Lance Probe Goes Criminal?

Armstrong is now being investigated for obstruction, witness tampering

Lance Armstrong may have survived one federal doping investigation and even the Oprah interviews—albeit without his dignity and clean public image intact—but he's not in the clear yet.

Yesterday, a high-level source told ABC News that the disgraced former Tour de France champion is under active federal investigation—this time for crimes including obstruction of justice, witness tampering and intimidation, all in relation to his previous criminal investigation, which ended abrupty last year.

U.S. Attorney for Southern California Andre Birotte investigated Armstrong for two years—gathering evidence of crimes that reportedly included drug distribution, fraud and conspiracy—before suddenly, and without explanation, dropping the case on Feb. 3, 2012. At the time, baffled sources said that agents had recommended an indictment in the case, and had no idea why it was abandoned.

The news of the current investigation came, coincidentally, on the same day that Birotte broke his yearlong silence regarding Armstrong.

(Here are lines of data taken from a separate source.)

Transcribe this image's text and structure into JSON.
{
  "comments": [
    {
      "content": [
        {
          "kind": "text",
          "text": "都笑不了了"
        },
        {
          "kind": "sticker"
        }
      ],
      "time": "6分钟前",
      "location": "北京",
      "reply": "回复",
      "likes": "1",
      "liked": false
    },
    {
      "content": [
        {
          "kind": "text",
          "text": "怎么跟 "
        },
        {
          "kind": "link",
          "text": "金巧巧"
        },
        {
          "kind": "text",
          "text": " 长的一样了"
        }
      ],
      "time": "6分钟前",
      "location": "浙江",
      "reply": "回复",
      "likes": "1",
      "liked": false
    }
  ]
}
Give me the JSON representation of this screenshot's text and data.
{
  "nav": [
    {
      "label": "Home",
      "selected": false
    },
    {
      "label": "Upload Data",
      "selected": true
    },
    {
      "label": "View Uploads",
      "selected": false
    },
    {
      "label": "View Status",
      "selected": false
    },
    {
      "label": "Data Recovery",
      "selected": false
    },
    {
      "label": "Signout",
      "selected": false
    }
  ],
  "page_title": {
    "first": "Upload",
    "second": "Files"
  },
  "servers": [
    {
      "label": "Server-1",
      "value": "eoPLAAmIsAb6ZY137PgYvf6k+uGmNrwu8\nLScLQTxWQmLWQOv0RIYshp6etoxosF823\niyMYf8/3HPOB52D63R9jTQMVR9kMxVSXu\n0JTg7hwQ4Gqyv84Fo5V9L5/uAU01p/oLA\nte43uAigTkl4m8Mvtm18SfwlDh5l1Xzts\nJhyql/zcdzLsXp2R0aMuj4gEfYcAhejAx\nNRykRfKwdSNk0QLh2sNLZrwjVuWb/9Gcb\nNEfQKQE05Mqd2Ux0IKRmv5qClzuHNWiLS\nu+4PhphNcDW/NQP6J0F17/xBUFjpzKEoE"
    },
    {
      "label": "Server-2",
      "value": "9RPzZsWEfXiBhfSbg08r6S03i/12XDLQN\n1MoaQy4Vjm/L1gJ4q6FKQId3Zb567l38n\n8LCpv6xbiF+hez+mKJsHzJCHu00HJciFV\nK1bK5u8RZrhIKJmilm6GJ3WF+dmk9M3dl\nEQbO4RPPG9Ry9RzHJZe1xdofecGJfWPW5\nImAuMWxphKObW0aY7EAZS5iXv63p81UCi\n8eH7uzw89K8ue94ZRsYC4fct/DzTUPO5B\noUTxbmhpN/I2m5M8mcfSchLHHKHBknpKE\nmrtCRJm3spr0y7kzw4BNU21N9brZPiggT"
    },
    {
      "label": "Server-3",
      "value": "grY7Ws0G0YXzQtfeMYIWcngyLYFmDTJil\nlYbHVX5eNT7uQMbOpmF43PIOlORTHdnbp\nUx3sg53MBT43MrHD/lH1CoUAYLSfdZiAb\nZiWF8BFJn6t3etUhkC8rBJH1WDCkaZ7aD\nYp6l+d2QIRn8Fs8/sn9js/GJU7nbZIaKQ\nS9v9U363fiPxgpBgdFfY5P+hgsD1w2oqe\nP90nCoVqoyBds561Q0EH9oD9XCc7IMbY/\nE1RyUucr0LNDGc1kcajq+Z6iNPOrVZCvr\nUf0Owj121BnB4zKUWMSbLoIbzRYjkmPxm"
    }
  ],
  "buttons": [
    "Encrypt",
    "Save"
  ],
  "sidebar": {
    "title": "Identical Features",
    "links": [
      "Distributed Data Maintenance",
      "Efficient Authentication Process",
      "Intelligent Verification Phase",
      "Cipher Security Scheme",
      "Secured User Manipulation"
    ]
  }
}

During an unrelated Dept. of Justice news conference, a member of the media asked whether the recent Oprah interviews—during which Armstrong admitted to some of the crimes Birotte was investigating him for—changed his outlook on the case.

"We made a decision on that case, I believe, a little over a year ago," Birotte said. "Obviously, we've been well aware of the statements that have been made by Mr. Armstrong and other media reports. That has not changed my view at this time. Obviously, we'll consider, we'll continue to look at the situation, but that hasn't changed our view as I stand here today."

But ABC's source, who spoke on condition of anonymity, said that Birotte was unaware of the new criminal investigation, which is being run out of another office. Also, he added, the Feds are no longer concerned with his use of performance-enhancing drugs, but rather his alleged interference with witnesses in that case.

What's all this mean for Lance? Well, if this one is brought to trial, probably many more uncomfortable, public "interviews"; further evidence that Armstrong is, as he asserted in his Oprah sessions, a "bully"; and, depending on how it all shakes out, big fines and possibly jail time for the former star. Yikes!

Also in Lance Armstrong news, today marks his last chance to tell all under oath. If he doesn't, the U.S. Anti-Doping Agency says he'll lose any chance of lessening his lifetime ban from sport.